Something beautiful is happening all around us, in the middle of the discomfort of the pandemic. People are walking. We are smiling and nodding at each other from a distance as city pathways fill with new pilgrims. My children are taking the initiative to embark on walks. In the past, wild horses could not get them on a family walk. The very suggestion would create shrugs, sighs and resistance. I’m enjoying the change, and so is our dog! Walking is the most democratic and simplest of activities. The Ancient Romans declared that any problem could be solved if you walked long enough. How many of us have solved problems, settled a troubled heart and resolved internal battles by walking? Those great conversations as we walk can change the compass of our life. As Terri Guillemets quotes, “a morning walk gives the body a chance to forgive the trials and tribulations of yesterday, to shed its rubbish and mental clutter.” While Thomas Jefferson famously said. “Walking is the best possible exercise. Habituate yourself to walk very far.” Pilgrimage historically has been a big part of the Spiritual Journey, particularly during this season of Lent as we follow the path to Easter. Life itself is often referred to as a pilgrimage – a graphic reminder of us being on a journey with God and a journey to God. In the gospel of Mark, chapter six, we find Jesus himself withdrawing into the hills and paths of the wilderness of Judea overlooking the Sea of Galilee. Jesus would often break away from the crowds and take time to pray and reflect, spending time with God, the creator. Then rejoin the hustle and bustle of life. This has been my experience as a walker. I have embarked on the West Coast Trail, High Rim Trail and the Worcestershire Way, to name a few. But, it has not just about those epic journeys, it is the beauty of my pilgrimages around the Rutland bench winding through the orchards, the beautiful bubbling Mission Creeks beautiful and the endless twisting trails of Knox Mountain. I walk, I think, I meditate and pray, the path always changes me in some way. I am creating a moment in time, cutting through the busy and finding a thin place to reach heaven. I often obtain a new and deeper perspective on what the next stage of how the journey might unfold.

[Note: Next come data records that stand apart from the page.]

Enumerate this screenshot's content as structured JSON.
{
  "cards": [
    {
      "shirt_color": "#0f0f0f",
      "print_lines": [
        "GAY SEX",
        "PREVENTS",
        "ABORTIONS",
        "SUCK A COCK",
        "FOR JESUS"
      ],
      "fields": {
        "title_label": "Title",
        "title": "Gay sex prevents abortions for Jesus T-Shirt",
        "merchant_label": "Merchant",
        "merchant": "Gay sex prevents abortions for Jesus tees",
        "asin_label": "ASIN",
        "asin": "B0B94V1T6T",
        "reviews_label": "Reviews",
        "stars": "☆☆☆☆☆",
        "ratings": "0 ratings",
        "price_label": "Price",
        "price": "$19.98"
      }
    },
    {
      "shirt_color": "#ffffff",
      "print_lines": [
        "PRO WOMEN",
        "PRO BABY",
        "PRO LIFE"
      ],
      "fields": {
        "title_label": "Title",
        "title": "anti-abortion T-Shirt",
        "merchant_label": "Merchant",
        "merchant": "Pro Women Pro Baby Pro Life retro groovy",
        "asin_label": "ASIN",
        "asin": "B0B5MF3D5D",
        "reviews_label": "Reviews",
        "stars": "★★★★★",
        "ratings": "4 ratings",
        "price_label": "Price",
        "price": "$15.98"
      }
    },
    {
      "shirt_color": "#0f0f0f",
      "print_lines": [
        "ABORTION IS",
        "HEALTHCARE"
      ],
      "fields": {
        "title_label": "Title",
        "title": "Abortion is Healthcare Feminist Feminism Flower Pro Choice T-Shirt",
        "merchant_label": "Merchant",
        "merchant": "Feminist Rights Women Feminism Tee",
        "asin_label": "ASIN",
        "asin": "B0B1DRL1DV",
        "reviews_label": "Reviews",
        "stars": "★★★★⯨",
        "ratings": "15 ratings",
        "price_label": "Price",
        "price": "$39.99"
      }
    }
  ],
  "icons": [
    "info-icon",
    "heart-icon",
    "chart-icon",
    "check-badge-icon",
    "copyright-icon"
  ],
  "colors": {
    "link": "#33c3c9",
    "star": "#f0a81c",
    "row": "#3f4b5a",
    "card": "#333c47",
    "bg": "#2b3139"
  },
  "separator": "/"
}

‘Solvitur ambulando’ is a Latin phrase that means, “It is solved by walking.”
We know that Covid-19 can’t be solved by walking, but by walking, maybe our health and wellbeing are in a better place to face these uncertain days.